As luck would have it, we came across some people coming our way... we asked... and they had actually found them! They picked them up and left them "on a rock, between the big lake and the little lake". We thanked them, and headed to that part of the trail. Now, we're talking about a winding trail, and very irregularly shaped lakes, so looking for a flat rock by the path between "the big lake" (Loch na Gainimh) and "the little lake" (Lochan Dubh) wasn't as straightforward and, at some point, I actually lost hope. Until... voilà!
Of course, we were not going to backtrack to go to the bay anymore. And we were tired (it was hot!). So we made the best of it. Loch na Gainimh ("the big lake") was really pretty. There was an abandoned boat.
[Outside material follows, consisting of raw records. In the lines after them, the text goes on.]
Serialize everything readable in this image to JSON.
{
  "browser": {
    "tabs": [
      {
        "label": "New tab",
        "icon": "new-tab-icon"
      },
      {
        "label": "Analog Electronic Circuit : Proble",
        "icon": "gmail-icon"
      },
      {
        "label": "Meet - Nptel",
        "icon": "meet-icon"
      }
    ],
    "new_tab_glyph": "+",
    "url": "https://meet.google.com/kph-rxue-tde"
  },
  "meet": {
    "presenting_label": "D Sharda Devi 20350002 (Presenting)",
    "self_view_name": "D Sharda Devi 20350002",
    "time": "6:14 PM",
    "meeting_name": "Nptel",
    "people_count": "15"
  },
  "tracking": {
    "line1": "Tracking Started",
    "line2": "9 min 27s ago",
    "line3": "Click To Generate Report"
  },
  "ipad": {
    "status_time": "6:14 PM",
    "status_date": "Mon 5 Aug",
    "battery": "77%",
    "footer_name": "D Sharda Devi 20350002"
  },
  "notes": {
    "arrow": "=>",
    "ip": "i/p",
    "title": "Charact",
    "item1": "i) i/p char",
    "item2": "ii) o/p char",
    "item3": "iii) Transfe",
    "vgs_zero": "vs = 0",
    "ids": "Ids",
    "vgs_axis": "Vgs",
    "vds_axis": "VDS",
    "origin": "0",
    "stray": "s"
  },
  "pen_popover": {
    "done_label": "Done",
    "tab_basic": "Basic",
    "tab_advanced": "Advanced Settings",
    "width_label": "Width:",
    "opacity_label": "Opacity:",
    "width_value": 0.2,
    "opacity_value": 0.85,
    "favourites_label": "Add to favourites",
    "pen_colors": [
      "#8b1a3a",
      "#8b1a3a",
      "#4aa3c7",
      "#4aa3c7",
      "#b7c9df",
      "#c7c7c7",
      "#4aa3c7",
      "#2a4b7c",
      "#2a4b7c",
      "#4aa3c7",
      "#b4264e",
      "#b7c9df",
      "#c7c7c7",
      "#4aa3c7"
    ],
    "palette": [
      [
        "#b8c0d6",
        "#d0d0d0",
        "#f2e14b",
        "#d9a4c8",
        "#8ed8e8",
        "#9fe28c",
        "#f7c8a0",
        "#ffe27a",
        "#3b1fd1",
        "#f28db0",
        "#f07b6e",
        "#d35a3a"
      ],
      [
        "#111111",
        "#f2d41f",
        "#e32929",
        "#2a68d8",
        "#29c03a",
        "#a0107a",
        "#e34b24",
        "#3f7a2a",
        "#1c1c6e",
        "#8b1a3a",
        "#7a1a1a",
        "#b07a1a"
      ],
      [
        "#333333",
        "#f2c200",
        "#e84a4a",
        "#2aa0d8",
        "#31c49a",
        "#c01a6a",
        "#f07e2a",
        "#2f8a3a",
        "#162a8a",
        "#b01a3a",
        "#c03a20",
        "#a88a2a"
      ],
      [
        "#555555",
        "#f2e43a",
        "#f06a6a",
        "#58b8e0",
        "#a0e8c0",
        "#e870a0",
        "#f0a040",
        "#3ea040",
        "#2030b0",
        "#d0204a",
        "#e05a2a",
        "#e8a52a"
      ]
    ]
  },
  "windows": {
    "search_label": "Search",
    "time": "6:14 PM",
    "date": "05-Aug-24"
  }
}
There were countless bright flowers around... My huz did some Butoh, I allowed myself some playful silliness and put flowers in my beard, we relaxed, and we made this the highlight of our walk. Yay for determination!
So, in a much more relaxed mood, we enjoyed our walk back from Loch Gainimh to Blairmore to get the car...
the North coast
All that could have been plenty for a day. But we thought we still had just enough time to head to the coast up North and do a sort of loop to go back south to Bonar Bridge via a different road. You know, just a quick look at the coast from the car, maybe a short stop for photos... Of course, we were not ready for the first town we hit - Durness (Diùirnis). You're probably gagging at the number of times I say beautiful and gorgeous and stunning, but what can I do! LOOK at those images! The beach! the rocks! the cliffs! A "quick stop"? Ha! We had to wrestle ourselves away from the place because it was just too perfect!
We were hoping the rest of the North coast to Tongue (Tunga) was going to be less spectacular, because we really wanted to be back at the B&B before nightfall. Well, here's what we came across before we could finally veer southwards into the inner valleys:
- more impossibly stunning beaches and cliffs...
- and quiet roads working their way around fjord-like lochs...
- and picturesque houses, skies, and... deer!
- and plenty more stunning landscapes, including a thousand-year-old castle: Castle Varrich (Caisteal Bharraich)...
Finally, the road home!
Intoxicated by everything we saw, we finally took a small road (no, really, for a stretch the vegetation to the sides was actually brushing against the car!) to go south from Tongue and back to our B&B. All the while with the soft sunset light bathing the valleys and reflecting on lakes (which made for extraordinary sights but bad photos), until we reached Carbisdale Castle, which signalled we were close our local pub for a Guinness and a good sleep to prepare for next day's adventure...
Next stop: the Isle of Skye!